WHAT YOU HAVE TO DO: Exactly reproduce the lines from the one holding "What data populates" through the end of the records, including both boundary lines but no pictures.

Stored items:
-- Opening Marker --

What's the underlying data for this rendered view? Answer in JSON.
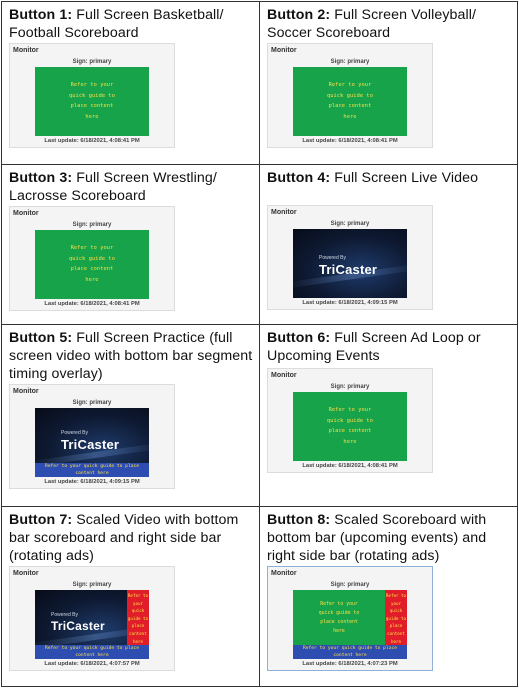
{
  "cells": [
    {
      "button": "Button 1:",
      "desc": "Full Screen Basketball/ Football Scoreboard"
    },
    {
      "button": "Button 2:",
      "desc": "Full Screen Volleyball/ Soccer Scoreboard"
    },
    {
      "button": "Button 3:",
      "desc": "Full Screen Wrestling/ Lacrosse Scoreboard"
    },
    {
      "button": "Button 4:",
      "desc": "Full Screen Live Video"
    },
    {
      "button": "Button 5:",
      "desc": "Full Screen Practice (full screen video with bottom bar segment timing overlay)"
    },
    {
      "button": "Button 6:",
      "desc": "Full Screen Ad Loop or Upcoming Events"
    },
    {
      "button": "Button 7:",
      "desc": "Scaled Video with bottom bar scoreboard and right side bar (rotating ads)"
    },
    {
      "button": "Button 8:",
      "desc": "Scaled Scoreboard with bottom bar (upcoming events) and right side bar (rotating ads)"
    }
  ],
  "monitor": {
    "title": "Monitor",
    "sign": "Sign: primary",
    "green_lines": [
      "Refer to your",
      "quick guide to",
      "place content",
      "here"
    ],
    "powered_by": "Powered By",
    "tricaster": "TriCaster",
    "bottom_bar_lines": [
      "Refer to your quick guide to place",
      "content here"
    ],
    "side_bar_lines": [
      "Refer to",
      "your",
      "quick",
      "guide to",
      "place",
      "content",
      "here"
    ],
    "updates": [
      "Last update: 6/18/2021, 4:08:41 PM",
      "Last update: 6/18/2021, 4:08:41 PM",
      "Last update: 6/18/2021, 4:08:41 PM",
      "Last update: 6/18/2021, 4:09:15 PM",
      "Last update: 6/18/2021, 4:09:15 PM",
      "Last update: 6/18/2021, 4:08:41 PM",
      "Last update: 6/18/2021, 4:07:57 PM",
      "Last update: 6/18/2021, 4:07:23 PM"
    ]
  },
  "colors": {
    "screen_green": "#16a34a",
    "content_text_yellow": "#fde047",
    "bottom_bar_blue": "#2d4db0",
    "side_bar_red": "#e11d2a"
  }
}
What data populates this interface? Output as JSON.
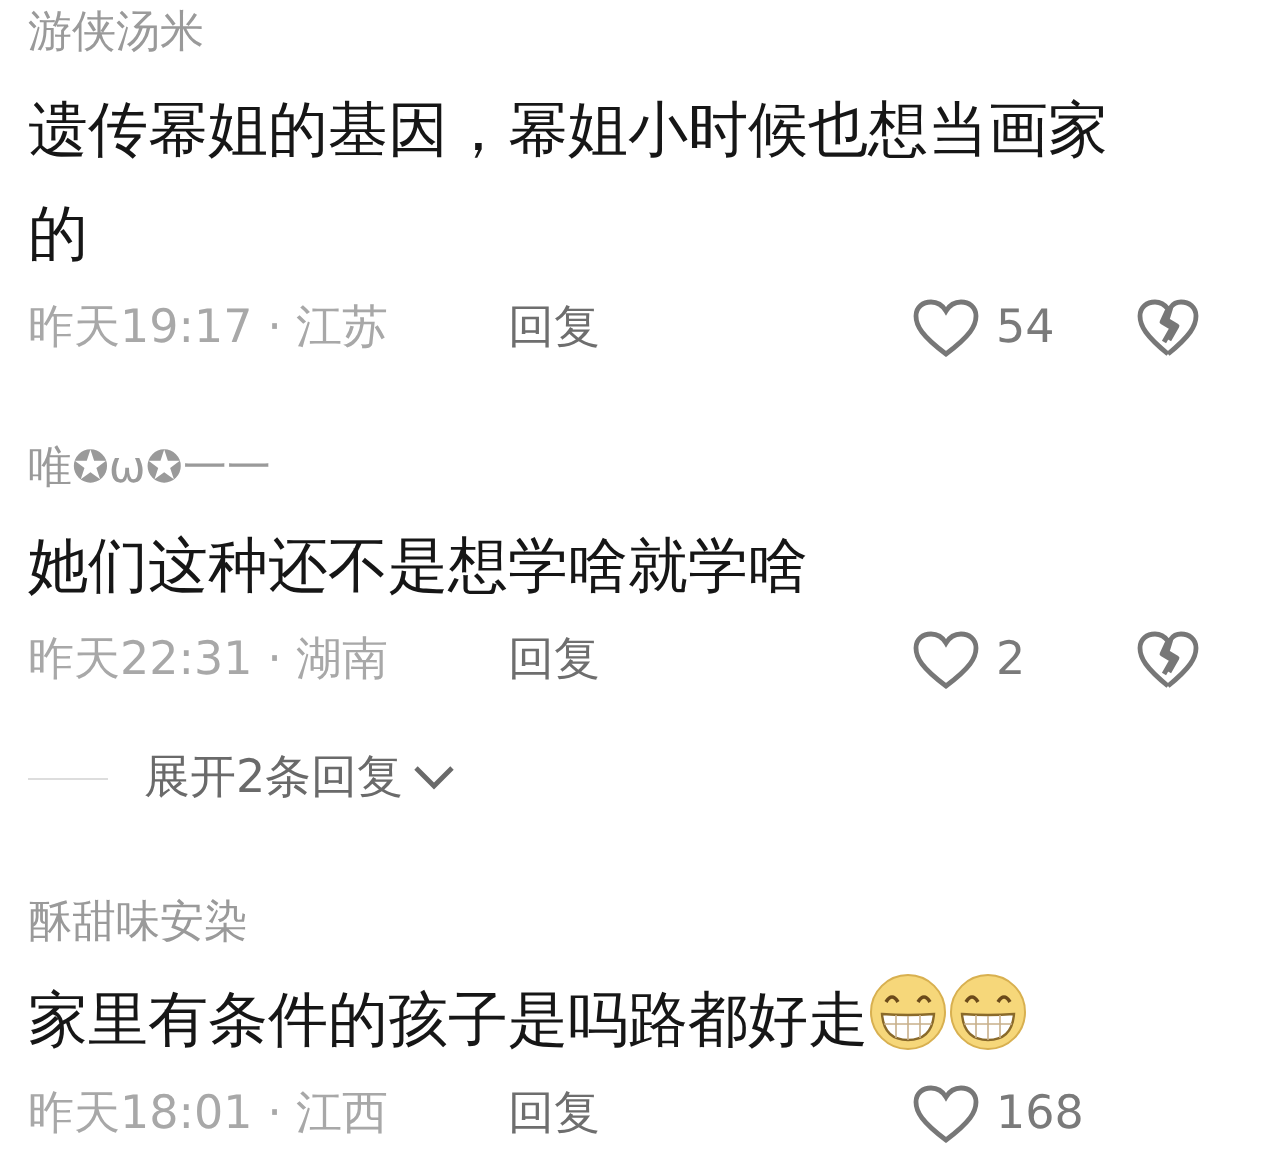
{
  "comments": [
    {
      "username": "游侠汤米",
      "text": "遗传幂姐的基因，幂姐小时候也想当画家的",
      "meta": "昨天19:17 · 江苏",
      "reply": "回复",
      "likes": "54",
      "dislike_button": true
    },
    {
      "username": "唯✪ω✪一一",
      "text": "她们这种还不是想学啥就学啥",
      "meta": "昨天22:31 · 湖南",
      "reply": "回复",
      "likes": "2",
      "dislike_button": true,
      "replies_toggle": {
        "label": "展开2条回复"
      }
    },
    {
      "username": "酥甜味安染",
      "text": "家里有条件的孩子是吗路都好走",
      "emojis": [
        {
          "kind": "grin"
        },
        {
          "kind": "grin"
        }
      ],
      "meta": "昨天18:01 · 江西",
      "reply": "回复",
      "likes": "168",
      "dislike_button": false
    }
  ]
}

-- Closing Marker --

COMPLETED EXERCISE:
What data populates this interface? Output as JSON.
{
  "comments": [
    {
      "username": "游侠汤米",
      "text": "遗传幂姐的基因，幂姐小时候也想当画家的",
      "meta": "昨天19:17 · 江苏",
      "reply": "回复",
      "likes": "54",
      "dislike_button": true
    },
    {
      "username": "唯✪ω✪一一",
      "text": "她们这种还不是想学啥就学啥",
      "meta": "昨天22:31 · 湖南",
      "reply": "回复",
      "likes": "2",
      "dislike_button": true,
      "replies_toggle": {
        "label": "展开2条回复"
      }
    },
    {
      "username": "酥甜味安染",
      "text": "家里有条件的孩子是吗路都好走",
      "emojis": [
        {
          "kind": "grin"
        },
        {
          "kind": "grin"
        }
      ],
      "meta": "昨天18:01 · 江西",
      "reply": "回复",
      "likes": "168",
      "dislike_button": false
    }
  ]
}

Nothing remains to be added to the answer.